__Work to complete__
Word for word, repeat each of the records below.

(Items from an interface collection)
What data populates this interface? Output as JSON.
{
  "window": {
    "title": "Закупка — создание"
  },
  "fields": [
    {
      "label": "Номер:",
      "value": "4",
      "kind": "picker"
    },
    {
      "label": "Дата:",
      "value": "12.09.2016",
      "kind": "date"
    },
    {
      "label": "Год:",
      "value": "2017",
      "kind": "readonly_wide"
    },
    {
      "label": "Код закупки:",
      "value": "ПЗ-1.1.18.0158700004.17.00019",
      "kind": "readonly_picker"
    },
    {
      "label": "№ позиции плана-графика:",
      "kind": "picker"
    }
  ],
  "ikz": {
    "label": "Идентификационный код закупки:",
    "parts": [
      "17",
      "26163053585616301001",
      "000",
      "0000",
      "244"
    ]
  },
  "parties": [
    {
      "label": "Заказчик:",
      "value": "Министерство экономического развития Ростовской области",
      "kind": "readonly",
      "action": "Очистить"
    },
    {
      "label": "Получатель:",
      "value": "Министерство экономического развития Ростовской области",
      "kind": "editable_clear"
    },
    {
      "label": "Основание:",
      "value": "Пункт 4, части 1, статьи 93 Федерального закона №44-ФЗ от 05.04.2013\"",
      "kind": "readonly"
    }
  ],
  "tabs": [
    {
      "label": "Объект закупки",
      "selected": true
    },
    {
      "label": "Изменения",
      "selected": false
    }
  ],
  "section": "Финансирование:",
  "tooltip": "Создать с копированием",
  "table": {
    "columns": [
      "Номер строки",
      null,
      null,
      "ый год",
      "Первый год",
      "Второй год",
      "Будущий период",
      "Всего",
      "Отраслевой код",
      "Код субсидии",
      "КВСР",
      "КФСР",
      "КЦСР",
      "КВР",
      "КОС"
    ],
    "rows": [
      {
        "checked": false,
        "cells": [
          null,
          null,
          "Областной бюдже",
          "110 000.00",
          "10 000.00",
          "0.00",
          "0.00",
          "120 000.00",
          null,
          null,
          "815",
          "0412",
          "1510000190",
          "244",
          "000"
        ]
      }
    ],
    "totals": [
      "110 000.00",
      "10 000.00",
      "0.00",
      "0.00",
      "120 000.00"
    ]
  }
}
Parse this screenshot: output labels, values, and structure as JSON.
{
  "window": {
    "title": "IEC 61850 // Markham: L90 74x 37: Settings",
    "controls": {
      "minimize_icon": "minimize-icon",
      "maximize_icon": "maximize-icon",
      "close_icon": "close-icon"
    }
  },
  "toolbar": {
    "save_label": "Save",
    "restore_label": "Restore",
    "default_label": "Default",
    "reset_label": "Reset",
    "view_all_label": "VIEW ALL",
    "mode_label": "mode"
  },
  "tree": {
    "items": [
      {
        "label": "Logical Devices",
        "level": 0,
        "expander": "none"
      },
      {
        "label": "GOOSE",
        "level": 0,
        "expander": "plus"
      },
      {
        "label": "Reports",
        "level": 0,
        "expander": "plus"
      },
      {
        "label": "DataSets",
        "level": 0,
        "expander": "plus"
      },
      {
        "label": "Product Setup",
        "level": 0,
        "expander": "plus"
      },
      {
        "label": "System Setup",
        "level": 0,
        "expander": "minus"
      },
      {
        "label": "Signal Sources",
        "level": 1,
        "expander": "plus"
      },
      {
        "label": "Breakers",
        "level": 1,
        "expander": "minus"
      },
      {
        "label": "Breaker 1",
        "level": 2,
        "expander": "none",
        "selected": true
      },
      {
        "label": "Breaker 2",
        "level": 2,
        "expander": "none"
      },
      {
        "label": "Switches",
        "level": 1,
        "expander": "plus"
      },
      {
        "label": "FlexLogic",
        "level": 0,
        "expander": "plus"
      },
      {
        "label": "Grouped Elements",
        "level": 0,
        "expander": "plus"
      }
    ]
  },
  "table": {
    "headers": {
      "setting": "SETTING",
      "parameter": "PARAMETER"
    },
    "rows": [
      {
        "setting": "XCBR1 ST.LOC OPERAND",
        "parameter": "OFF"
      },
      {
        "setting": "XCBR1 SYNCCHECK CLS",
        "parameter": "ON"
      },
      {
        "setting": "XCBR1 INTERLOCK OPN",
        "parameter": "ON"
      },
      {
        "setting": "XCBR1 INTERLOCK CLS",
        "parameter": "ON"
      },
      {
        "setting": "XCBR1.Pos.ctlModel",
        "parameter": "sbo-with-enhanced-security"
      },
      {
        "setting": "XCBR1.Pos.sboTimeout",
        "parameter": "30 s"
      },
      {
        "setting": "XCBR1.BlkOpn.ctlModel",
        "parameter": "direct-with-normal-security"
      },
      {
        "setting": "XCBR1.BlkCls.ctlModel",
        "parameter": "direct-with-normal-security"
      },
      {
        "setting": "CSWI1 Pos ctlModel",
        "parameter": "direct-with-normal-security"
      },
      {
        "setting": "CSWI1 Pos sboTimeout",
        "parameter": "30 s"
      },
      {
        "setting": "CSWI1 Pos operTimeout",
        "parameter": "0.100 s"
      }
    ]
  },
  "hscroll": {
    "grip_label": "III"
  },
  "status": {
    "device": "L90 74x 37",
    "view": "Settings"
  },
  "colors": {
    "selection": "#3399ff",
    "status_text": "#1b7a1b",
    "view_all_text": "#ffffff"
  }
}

__Written answer__
What data populates this interface? Output as JSON.
{
  "window": {
    "title": "Закупка — создание"
  },
  "fields": [
    {
      "label": "Номер:",
      "value": "4",
      "kind": "picker"
    },
    {
      "label": "Дата:",
      "value": "12.09.2016",
      "kind": "date"
    },
    {
      "label": "Год:",
      "value": "2017",
      "kind": "readonly_wide"
    },
    {
      "label": "Код закупки:",
      "value": "ПЗ-1.1.18.0158700004.17.00019",
      "kind": "readonly_picker"
    },
    {
      "label": "№ позиции плана-графика:",
      "kind": "picker"
    }
  ],
  "ikz": {
    "label": "Идентификационный код закупки:",
    "parts": [
      "17",
      "26163053585616301001",
      "000",
      "0000",
      "244"
    ]
  },
  "parties": [
    {
      "label": "Заказчик:",
      "value": "Министерство экономического развития Ростовской области",
      "kind": "readonly",
      "action": "Очистить"
    },
    {
      "label": "Получатель:",
      "value": "Министерство экономического развития Ростовской области",
      "kind": "editable_clear"
    },
    {
      "label": "Основание:",
      "value": "Пункт 4, части 1, статьи 93 Федерального закона №44-ФЗ от 05.04.2013\"",
      "kind": "readonly"
    }
  ],
  "tabs": [
    {
      "label": "Объект закупки",
      "selected": true
    },
    {
      "label": "Изменения",
      "selected": false
    }
  ],
  "section": "Финансирование:",
  "tooltip": "Создать с копированием",
  "table": {
    "columns": [
      "Номер строки",
      null,
      null,
      "ый год",
      "Первый год",
      "Второй год",
      "Будущий период",
      "Всего",
      "Отраслевой код",
      "Код субсидии",
      "КВСР",
      "КФСР",
      "КЦСР",
      "КВР",
      "КОС"
    ],
    "rows": [
      {
        "checked": false,
        "cells": [
          null,
          null,
          "Областной бюдже",
          "110 000.00",
          "10 000.00",
          "0.00",
          "0.00",
          "120 000.00",
          null,
          null,
          "815",
          "0412",
          "1510000190",
          "244",
          "000"
        ]
      }
    ],
    "totals": [
      "110 000.00",
      "10 000.00",
      "0.00",
      "0.00",
      "120 000.00"
    ]
  }
}
Parse this screenshot: output labels, values, and structure as JSON.
{
  "window": {
    "title": "IEC 61850 // Markham: L90 74x 37: Settings",
    "controls": {
      "minimize_icon": "minimize-icon",
      "maximize_icon": "maximize-icon",
      "close_icon": "close-icon"
    }
  },
  "toolbar": {
    "save_label": "Save",
    "restore_label": "Restore",
    "default_label": "Default",
    "reset_label": "Reset",
    "view_all_label": "VIEW ALL",
    "mode_label": "mode"
  },
  "tree": {
    "items": [
      {
        "label": "Logical Devices",
        "level": 0,
        "expander": "none"
      },
      {
        "label": "GOOSE",
        "level": 0,
        "expander": "plus"
      },
      {
        "label": "Reports",
        "level": 0,
        "expander": "plus"
      },
      {
        "label": "DataSets",
        "level": 0,
        "expander": "plus"
      },
      {
        "label": "Product Setup",
        "level": 0,
        "expander": "plus"
      },
      {
        "label": "System Setup",
        "level": 0,
        "expander": "minus"
      },
      {
        "label": "Signal Sources",
        "level": 1,
        "expander": "plus"
      },
      {
        "label": "Breakers",
        "level": 1,
        "expander": "minus"
      },
      {
        "label": "Breaker 1",
        "level": 2,
        "expander": "none",
        "selected": true
      },
      {
        "label": "Breaker 2",
        "level": 2,
        "expander": "none"
      },
      {
        "label": "Switches",
        "level": 1,
        "expander": "plus"
      },
      {
        "label": "FlexLogic",
        "level": 0,
        "expander": "plus"
      },
      {
        "label": "Grouped Elements",
        "level": 0,
        "expander": "plus"
      }
    ]
  },
  "table": {
    "headers": {
      "setting": "SETTING",
      "parameter": "PARAMETER"
    },
    "rows": [
      {
        "setting": "XCBR1 ST.LOC OPERAND",
        "parameter": "OFF"
      },
      {
        "setting": "XCBR1 SYNCCHECK CLS",
        "parameter": "ON"
      },
      {
        "setting": "XCBR1 INTERLOCK OPN",
        "parameter": "ON"
      },
      {
        "setting": "XCBR1 INTERLOCK CLS",
        "parameter": "ON"
      },
      {
        "setting": "XCBR1.Pos.ctlModel",
        "parameter": "sbo-with-enhanced-security"
      },
      {
        "setting": "XCBR1.Pos.sboTimeout",
        "parameter": "30 s"
      },
      {
        "setting": "XCBR1.BlkOpn.ctlModel",
        "parameter": "direct-with-normal-security"
      },
      {
        "setting": "XCBR1.BlkCls.ctlModel",
        "parameter": "direct-with-normal-security"
      },
      {
        "setting": "CSWI1 Pos ctlModel",
        "parameter": "direct-with-normal-security"
      },
      {
        "setting": "CSWI1 Pos sboTimeout",
        "parameter": "30 s"
      },
      {
        "setting": "CSWI1 Pos operTimeout",
        "parameter": "0.100 s"
      }
    ]
  },
  "hscroll": {
    "grip_label": "III"
  },
  "status": {
    "device": "L90 74x 37",
    "view": "Settings"
  },
  "colors": {
    "selection": "#3399ff",
    "status_text": "#1b7a1b",
    "view_all_text": "#ffffff"
  }
}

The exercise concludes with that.